The white Water Crowfoots, found in shallow pools and slowly running or standing water, are not acrid.

Comparatively few insects feed on Buttercups; but some small beetles, about a quarter of an inch in length, may sometimes be found in the flowers. One of these, Prasocuris marginella, is black, with the thorax and wing-cases bordered outside with dull orange; another, Cryptocephalus sericeus, is of a bright golden green. Besides these, the larvae of various small saw-flies and two-winged flies mine in the substance of the leaves.

The Marsh Marigold (Caltha palustris) grows commonly in marshy places in large clusters, and has large leaves and bright orange flowers, resem- bling those of a gigantic buttercup, and composed of 5 sepals, the petals being obsolete. The Globe-flower (Trollius europceus) is yellow, with from 10 to 15 broad yellow sepals converging inwards, and forming a kind of globe nearly concealing the rest of the flower. It is common in mountainous districts both in Britain and on the Continent.

Monkshood—Aconitum Napellus

(Plate IV)

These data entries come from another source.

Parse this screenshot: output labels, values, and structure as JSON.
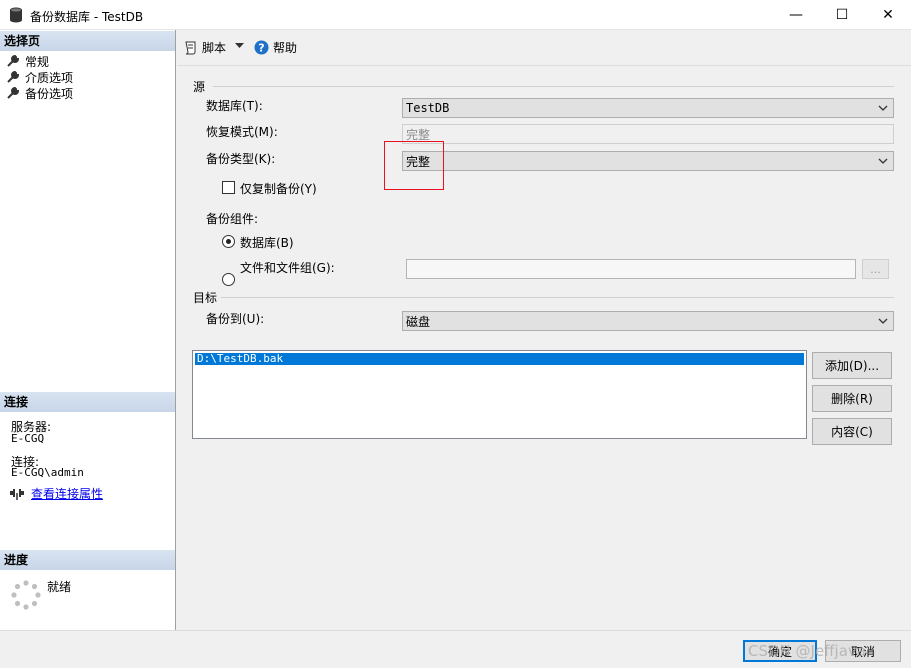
{
  "window": {
    "title": "备份数据库 - TestDB",
    "minimize": "—",
    "maximize": "☐",
    "close": "✕"
  },
  "sidebar": {
    "select_page": "选择页",
    "pages": [
      {
        "label": "常规"
      },
      {
        "label": "介质选项"
      },
      {
        "label": "备份选项"
      }
    ],
    "connection": {
      "header": "连接",
      "server_label": "服务器:",
      "server_value": "E-CGQ",
      "conn_label": "连接:",
      "conn_value": "E-CGQ\\admin",
      "view_props": "查看连接属性"
    },
    "progress": {
      "header": "进度",
      "status": "就绪"
    }
  },
  "toolbar": {
    "script": "脚本",
    "help": "帮助"
  },
  "source": {
    "group": "源",
    "database_label": "数据库(T):",
    "database_value": "TestDB",
    "recovery_label": "恢复模式(M):",
    "recovery_value": "完整",
    "backup_type_label": "备份类型(K):",
    "backup_type_value": "完整",
    "copy_only_label": "仅复制备份(Y)",
    "copy_only_checked": false,
    "component_label": "备份组件:",
    "component_db": "数据库(B)",
    "component_files": "文件和文件组(G):",
    "browse": "..."
  },
  "destination": {
    "group": "目标",
    "backup_to_label": "备份到(U):",
    "backup_to_value": "磁盘",
    "paths": [
      "D:\\TestDB.bak"
    ],
    "add": "添加(D)...",
    "remove": "删除(R)",
    "contents": "内容(C)"
  },
  "footer": {
    "ok": "确定",
    "cancel": "取消",
    "watermark": "CSDN @Jeffjava"
  },
  "colors": {
    "accent": "#0078d7",
    "highlight_box": "#e81123"
  }
}
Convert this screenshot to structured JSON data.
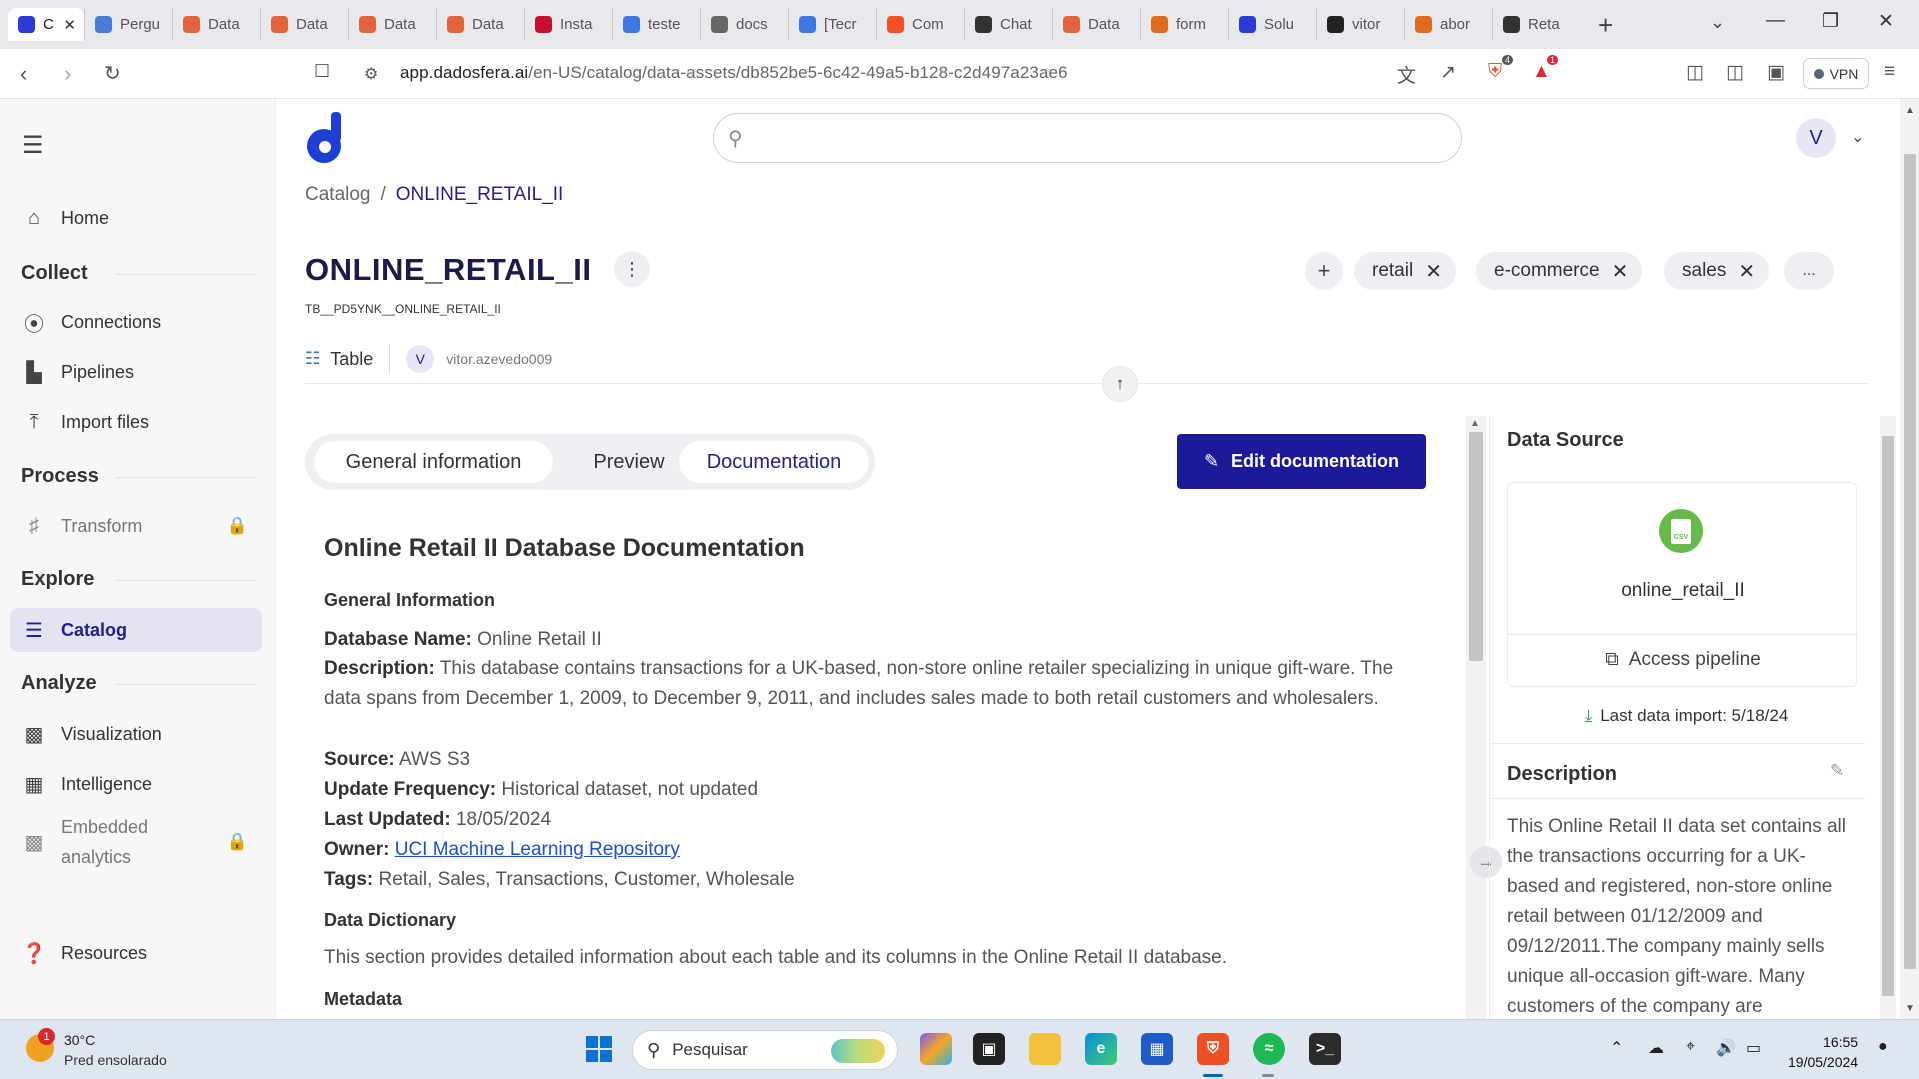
{
  "browser": {
    "tabs": [
      {
        "label": "C",
        "icon": "dadosfera-icon",
        "color": "#2c3bd6",
        "active": true
      },
      {
        "label": "Pergu",
        "icon": "doc-icon",
        "color": "#4a7bd8"
      },
      {
        "label": "Data",
        "icon": "g-icon",
        "color": "#e2633a"
      },
      {
        "label": "Data",
        "icon": "g-icon",
        "color": "#e2633a"
      },
      {
        "label": "Data",
        "icon": "g-icon",
        "color": "#e2633a"
      },
      {
        "label": "Data",
        "icon": "g-icon",
        "color": "#e2633a"
      },
      {
        "label": "Insta",
        "icon": "crown-icon",
        "color": "#c8102e"
      },
      {
        "label": "teste",
        "icon": "docs-icon",
        "color": "#3d78e0"
      },
      {
        "label": "docs",
        "icon": "globe-icon",
        "color": "#666666"
      },
      {
        "label": "[Tecr",
        "icon": "docs-icon",
        "color": "#3d78e0"
      },
      {
        "label": "Com",
        "icon": "windows-icon",
        "color": "#f25022"
      },
      {
        "label": "Chat",
        "icon": "openai-icon",
        "color": "#333333"
      },
      {
        "label": "Data",
        "icon": "g-icon",
        "color": "#e2633a"
      },
      {
        "label": "form",
        "icon": "circle-icon",
        "color": "#e06a1b"
      },
      {
        "label": "Solu",
        "icon": "dadosfera-icon",
        "color": "#2c3bd6"
      },
      {
        "label": "vitor",
        "icon": "github-icon",
        "color": "#222222"
      },
      {
        "label": "abor",
        "icon": "circle-icon",
        "color": "#e06a1b"
      },
      {
        "label": "Reta",
        "icon": "openai-icon",
        "color": "#333333"
      }
    ],
    "url_domain": "app.dadosfera.ai",
    "url_path": "/en-US/catalog/data-assets/db852be5-6c42-49a5-b128-c2d497a23ae6",
    "vpn_label": "VPN",
    "brave_badge": "4",
    "alert_badge": "1"
  },
  "sidebar": {
    "home": "Home",
    "sections": {
      "collect": "Collect",
      "process": "Process",
      "explore": "Explore",
      "analyze": "Analyze"
    },
    "items": {
      "connections": "Connections",
      "pipelines": "Pipelines",
      "import_files": "Import files",
      "transform": "Transform",
      "catalog": "Catalog",
      "visualization": "Visualization",
      "intelligence": "Intelligence",
      "embedded_1": "Embedded",
      "embedded_2": "analytics",
      "resources": "Resources"
    }
  },
  "header": {
    "avatar_initial": "V"
  },
  "breadcrumb": {
    "root": "Catalog",
    "separator": "/",
    "current": "ONLINE_RETAIL_II"
  },
  "asset": {
    "title": "ONLINE_RETAIL_II",
    "subtitle": "TB__PD5YNK__ONLINE_RETAIL_II",
    "type": "Table",
    "owner_initial": "V",
    "owner": "vitor.azevedo009",
    "tags": [
      "retail",
      "e-commerce",
      "sales"
    ],
    "tags_more": "..."
  },
  "tabs": {
    "general": "General information",
    "preview": "Preview",
    "documentation": "Documentation"
  },
  "edit_button": "Edit documentation",
  "documentation": {
    "title": "Online Retail II Database Documentation",
    "general_heading": "General Information",
    "db_name_label": "Database Name:",
    "db_name_value": "Online Retail II",
    "description_label": "Description:",
    "description_value": "This database contains transactions for a UK-based, non-store online retailer specializing in unique gift-ware. The data spans from December 1, 2009, to December 9, 2011, and includes sales made to both retail customers and wholesalers.",
    "source_label": "Source:",
    "source_value": "AWS S3",
    "update_label": "Update Frequency:",
    "update_value": "Historical dataset, not updated",
    "last_updated_label": "Last Updated:",
    "last_updated_value": "18/05/2024",
    "owner_label": "Owner:",
    "owner_value": "UCI Machine Learning Repository",
    "tags_label": "Tags:",
    "tags_value": "Retail, Sales, Transactions, Customer, Wholesale",
    "dictionary_heading": "Data Dictionary",
    "dictionary_text": "This section provides detailed information about each table and its columns in the Online Retail II database.",
    "metadata_heading": "Metadata"
  },
  "right_panel": {
    "data_source_title": "Data Source",
    "file_badge": "CSV",
    "source_name": "online_retail_II",
    "access_pipeline": "Access pipeline",
    "last_import": "Last data import: 5/18/24",
    "description_title": "Description",
    "description_text": "This Online Retail II data set contains all the transactions occurring for a UK-based and registered, non-store online retail between 01/12/2009 and 09/12/2011.The company mainly sells unique all-occasion gift-ware. Many customers of the company are"
  },
  "taskbar": {
    "weather_badge": "1",
    "temperature": "30°C",
    "weather_text": "Pred ensolarado",
    "search_placeholder": "Pesquisar",
    "time": "16:55",
    "date": "19/05/2024"
  }
}
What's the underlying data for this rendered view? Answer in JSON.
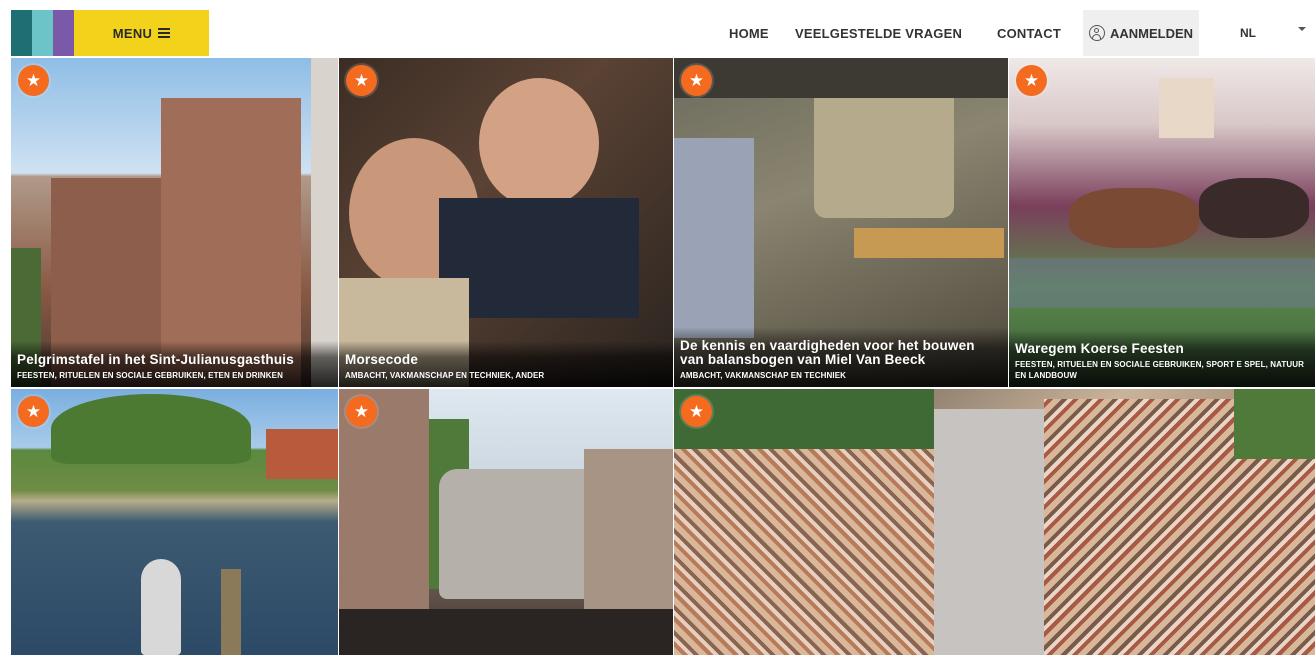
{
  "header": {
    "brand_colors": [
      "#1e6f74",
      "#6cc4c8",
      "#7a5aa8"
    ],
    "menu_label": "MENU",
    "menu_bg": "#f2d21b",
    "nav": [
      "HOME",
      "VEELGESTELDE VRAGEN",
      "CONTACT"
    ],
    "login_label": "AANMELDEN",
    "language": "NL",
    "icons": {
      "menu": "hamburger-icon",
      "login": "user-icon",
      "language": "chevron-down-icon"
    }
  },
  "accent_color": "#f46a1f",
  "tiles": [
    {
      "title": "Pelgrimstafel in het Sint-Julianusgasthuis",
      "categories": "FEESTEN, RITUELEN EN SOCIALE GEBRUIKEN, ETEN EN DRINKEN"
    },
    {
      "title": "Morsecode",
      "categories": "AMBACHT, VAKMANSCHAP EN TECHNIEK, ANDER"
    },
    {
      "title": "De kennis en vaardigheden voor het bouwen van balansbogen van Miel Van Beeck",
      "categories": "AMBACHT, VAKMANSCHAP EN TECHNIEK"
    },
    {
      "title": "Waregem Koerse Feesten",
      "categories": "FEESTEN, RITUELEN EN SOCIALE GEBRUIKEN, SPORT E SPEL, NATUUR EN LANDBOUW"
    },
    {
      "title": "",
      "categories": ""
    },
    {
      "title": "",
      "categories": ""
    },
    {
      "title": "",
      "categories": ""
    }
  ],
  "favorite_icon": "star-icon"
}
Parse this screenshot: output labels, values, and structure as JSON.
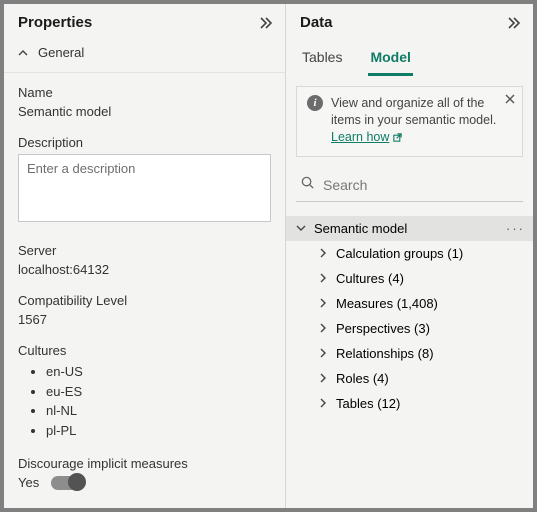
{
  "properties": {
    "title": "Properties",
    "section": "General",
    "name_label": "Name",
    "name_value": "Semantic model",
    "description_label": "Description",
    "description_placeholder": "Enter a description",
    "description_value": "",
    "server_label": "Server",
    "server_value": "localhost:64132",
    "compat_label": "Compatibility Level",
    "compat_value": "1567",
    "cultures_label": "Cultures",
    "cultures": [
      "en-US",
      "eu-ES",
      "nl-NL",
      "pl-PL"
    ],
    "discourage_label": "Discourage implicit measures",
    "discourage_value": "Yes"
  },
  "data": {
    "title": "Data",
    "tabs": {
      "tables": "Tables",
      "model": "Model",
      "active": "Model"
    },
    "info": {
      "text": "View and organize all of the items in your semantic model.",
      "link": "Learn how"
    },
    "search_placeholder": "Search",
    "tree": {
      "root": "Semantic model",
      "items": [
        {
          "label": "Calculation groups",
          "count": 1
        },
        {
          "label": "Cultures",
          "count": 4
        },
        {
          "label": "Measures",
          "count": 1408
        },
        {
          "label": "Perspectives",
          "count": 3
        },
        {
          "label": "Relationships",
          "count": 8
        },
        {
          "label": "Roles",
          "count": 4
        },
        {
          "label": "Tables",
          "count": 12
        }
      ]
    }
  }
}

This is a tall, erect plant, 2 or 3 feet high, with slender, deeply cut leaves, and large purplish blue flowers, composed of 5 sepals; the petals are rudimentary. It is sometimes called "helmet-flower," from the shape of the upper sepal; and also "wolf's-bane," having formerly been used by hunters to poison wolves. It is one of the most poisonous of all our native plants. With us it is more of a garden than a wild plant; but on the Continent it is very abundant in many mountainous districts, though not found everywhere. It is a dangerous plant in a garden, for after the plant has died down the fleshy roots have sometimes been mistaken for horse-radish, and have been eaten with fatal results.

Nevertheless, several insects feed on this plant,